## [TASK DETAILS]
Copy each line below that includes "black".

## [DATA]
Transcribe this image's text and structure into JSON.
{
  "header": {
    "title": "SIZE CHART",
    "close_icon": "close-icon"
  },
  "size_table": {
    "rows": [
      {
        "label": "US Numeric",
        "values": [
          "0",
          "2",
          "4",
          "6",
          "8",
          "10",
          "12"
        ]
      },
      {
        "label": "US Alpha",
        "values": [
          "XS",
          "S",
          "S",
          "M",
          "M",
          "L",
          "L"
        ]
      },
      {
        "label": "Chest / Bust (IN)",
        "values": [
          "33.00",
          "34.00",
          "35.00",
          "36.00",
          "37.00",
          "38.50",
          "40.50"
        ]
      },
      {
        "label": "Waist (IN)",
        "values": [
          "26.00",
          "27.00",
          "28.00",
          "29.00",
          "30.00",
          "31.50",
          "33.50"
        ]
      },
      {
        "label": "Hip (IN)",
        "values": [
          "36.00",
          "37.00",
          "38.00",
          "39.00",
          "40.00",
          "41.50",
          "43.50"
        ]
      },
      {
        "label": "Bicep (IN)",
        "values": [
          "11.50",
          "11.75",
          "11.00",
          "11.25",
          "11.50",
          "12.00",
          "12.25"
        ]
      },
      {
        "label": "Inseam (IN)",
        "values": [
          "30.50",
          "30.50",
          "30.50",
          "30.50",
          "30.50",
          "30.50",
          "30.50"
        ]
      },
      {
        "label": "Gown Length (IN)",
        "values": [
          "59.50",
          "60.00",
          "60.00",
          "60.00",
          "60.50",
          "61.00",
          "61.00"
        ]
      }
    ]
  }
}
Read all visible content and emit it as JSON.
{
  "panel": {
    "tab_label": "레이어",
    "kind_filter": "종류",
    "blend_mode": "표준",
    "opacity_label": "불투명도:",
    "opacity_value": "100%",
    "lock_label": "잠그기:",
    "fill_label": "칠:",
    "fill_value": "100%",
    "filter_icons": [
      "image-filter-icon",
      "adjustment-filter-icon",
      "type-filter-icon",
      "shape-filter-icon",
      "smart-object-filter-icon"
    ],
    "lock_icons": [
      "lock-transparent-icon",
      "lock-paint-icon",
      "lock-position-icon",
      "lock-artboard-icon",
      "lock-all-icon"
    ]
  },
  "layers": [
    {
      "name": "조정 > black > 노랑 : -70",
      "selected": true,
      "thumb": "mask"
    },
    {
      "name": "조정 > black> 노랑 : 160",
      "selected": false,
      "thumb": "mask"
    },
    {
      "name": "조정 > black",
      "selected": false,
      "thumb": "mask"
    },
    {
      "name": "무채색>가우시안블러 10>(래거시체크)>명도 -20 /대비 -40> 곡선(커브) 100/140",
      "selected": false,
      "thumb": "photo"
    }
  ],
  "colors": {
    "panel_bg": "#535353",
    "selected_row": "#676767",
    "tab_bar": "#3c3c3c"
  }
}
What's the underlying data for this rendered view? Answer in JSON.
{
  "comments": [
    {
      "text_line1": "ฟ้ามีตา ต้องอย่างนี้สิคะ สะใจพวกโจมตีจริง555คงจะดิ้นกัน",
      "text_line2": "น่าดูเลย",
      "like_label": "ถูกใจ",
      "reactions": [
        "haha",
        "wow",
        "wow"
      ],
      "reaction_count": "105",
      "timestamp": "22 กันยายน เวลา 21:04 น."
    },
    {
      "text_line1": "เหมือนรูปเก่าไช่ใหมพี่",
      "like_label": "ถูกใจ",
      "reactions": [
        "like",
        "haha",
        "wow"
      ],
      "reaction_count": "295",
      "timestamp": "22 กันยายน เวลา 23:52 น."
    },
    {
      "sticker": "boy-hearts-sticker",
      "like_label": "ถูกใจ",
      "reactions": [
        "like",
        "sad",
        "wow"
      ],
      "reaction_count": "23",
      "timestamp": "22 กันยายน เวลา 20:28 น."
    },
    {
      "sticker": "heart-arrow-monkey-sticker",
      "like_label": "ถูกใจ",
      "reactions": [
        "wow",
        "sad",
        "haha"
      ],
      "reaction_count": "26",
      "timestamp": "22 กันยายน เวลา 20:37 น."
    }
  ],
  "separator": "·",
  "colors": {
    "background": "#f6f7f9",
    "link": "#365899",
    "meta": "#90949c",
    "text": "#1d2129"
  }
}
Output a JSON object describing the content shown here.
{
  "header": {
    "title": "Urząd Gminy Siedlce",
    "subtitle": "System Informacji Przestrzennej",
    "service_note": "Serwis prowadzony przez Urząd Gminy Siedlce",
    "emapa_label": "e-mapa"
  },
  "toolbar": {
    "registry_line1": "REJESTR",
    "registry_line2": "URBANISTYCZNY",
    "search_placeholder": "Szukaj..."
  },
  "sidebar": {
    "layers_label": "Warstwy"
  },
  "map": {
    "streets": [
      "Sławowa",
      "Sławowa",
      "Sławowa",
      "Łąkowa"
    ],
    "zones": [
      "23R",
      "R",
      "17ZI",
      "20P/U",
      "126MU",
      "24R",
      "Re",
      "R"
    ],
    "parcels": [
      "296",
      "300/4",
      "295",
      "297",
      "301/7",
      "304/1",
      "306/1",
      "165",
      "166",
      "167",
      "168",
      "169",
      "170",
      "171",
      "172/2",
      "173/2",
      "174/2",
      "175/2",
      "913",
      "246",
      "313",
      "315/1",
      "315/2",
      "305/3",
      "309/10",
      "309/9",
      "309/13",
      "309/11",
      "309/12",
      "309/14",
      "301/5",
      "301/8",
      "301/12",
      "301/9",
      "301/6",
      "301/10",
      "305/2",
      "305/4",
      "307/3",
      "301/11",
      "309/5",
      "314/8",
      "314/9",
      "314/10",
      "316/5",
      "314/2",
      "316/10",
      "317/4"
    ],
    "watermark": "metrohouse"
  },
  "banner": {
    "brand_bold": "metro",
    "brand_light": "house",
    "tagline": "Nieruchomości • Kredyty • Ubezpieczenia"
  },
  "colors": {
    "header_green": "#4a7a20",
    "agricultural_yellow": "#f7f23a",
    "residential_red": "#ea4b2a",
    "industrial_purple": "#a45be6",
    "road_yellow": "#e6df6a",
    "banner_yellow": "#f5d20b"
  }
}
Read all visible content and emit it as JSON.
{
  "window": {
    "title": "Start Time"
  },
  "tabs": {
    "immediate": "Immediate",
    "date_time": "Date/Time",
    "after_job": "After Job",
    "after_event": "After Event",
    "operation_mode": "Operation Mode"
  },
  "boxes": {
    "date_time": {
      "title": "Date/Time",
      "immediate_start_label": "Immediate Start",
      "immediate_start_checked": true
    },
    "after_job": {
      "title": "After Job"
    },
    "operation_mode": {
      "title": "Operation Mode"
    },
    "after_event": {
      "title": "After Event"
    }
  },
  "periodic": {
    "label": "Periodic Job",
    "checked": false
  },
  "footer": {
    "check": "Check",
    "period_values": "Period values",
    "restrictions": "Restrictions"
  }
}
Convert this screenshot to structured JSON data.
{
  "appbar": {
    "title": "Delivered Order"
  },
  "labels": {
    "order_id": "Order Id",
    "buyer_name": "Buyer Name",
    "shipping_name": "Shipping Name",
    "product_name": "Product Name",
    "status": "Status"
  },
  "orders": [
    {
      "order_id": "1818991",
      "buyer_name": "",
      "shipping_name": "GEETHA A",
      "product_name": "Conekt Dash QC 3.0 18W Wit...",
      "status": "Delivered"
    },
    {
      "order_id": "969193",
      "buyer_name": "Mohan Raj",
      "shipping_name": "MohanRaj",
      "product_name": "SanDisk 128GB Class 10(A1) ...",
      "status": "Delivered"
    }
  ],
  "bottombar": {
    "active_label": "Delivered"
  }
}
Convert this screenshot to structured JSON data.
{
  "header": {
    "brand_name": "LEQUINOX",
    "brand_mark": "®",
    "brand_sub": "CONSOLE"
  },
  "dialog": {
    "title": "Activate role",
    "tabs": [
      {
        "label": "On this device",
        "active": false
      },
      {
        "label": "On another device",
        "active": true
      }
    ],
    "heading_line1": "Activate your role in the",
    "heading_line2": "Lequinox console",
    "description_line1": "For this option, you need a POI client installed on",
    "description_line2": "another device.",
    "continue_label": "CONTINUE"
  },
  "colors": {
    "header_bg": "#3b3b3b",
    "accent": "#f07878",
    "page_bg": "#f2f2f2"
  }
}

## [RESPONSE BELOW]
      "name": "조정 > black > 노랑 : -70",
      "name": "조정 > black> 노랑 : 160",
      "name": "조정 > black",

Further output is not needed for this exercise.